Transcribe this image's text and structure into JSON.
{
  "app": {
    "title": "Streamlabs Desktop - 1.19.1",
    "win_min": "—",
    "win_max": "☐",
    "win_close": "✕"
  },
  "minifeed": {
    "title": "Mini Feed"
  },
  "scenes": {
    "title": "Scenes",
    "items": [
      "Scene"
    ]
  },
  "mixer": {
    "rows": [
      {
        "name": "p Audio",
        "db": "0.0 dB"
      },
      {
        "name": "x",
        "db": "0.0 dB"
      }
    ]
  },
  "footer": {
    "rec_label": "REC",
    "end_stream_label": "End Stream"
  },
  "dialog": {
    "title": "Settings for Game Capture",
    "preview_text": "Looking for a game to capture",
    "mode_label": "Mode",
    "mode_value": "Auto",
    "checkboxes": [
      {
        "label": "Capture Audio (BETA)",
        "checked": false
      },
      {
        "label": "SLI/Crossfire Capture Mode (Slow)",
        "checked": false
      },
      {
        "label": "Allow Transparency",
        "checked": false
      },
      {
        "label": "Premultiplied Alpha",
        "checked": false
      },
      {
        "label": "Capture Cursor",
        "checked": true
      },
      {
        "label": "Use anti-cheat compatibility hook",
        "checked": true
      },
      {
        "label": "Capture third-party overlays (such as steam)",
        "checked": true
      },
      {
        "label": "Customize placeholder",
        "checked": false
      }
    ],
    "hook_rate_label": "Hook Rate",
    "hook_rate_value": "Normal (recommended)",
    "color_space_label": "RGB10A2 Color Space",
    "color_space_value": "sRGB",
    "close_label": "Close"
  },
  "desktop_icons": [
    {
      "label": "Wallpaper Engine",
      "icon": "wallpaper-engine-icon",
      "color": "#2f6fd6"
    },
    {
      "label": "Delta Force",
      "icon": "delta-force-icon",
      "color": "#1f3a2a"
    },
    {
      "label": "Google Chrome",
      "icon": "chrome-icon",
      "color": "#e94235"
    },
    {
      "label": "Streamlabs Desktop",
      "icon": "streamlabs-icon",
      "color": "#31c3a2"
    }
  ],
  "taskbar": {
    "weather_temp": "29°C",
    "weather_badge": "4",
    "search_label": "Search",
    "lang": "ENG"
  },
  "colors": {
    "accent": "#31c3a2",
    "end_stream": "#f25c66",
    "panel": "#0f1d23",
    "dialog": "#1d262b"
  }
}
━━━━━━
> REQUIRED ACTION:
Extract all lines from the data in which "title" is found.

> EXPECTED OUTPUT:
    "title": "Streamlabs Desktop - 1.19.1",
    "title": "Mini Feed"
    "title": "Scenes",
    "title": "Settings for Game Capture",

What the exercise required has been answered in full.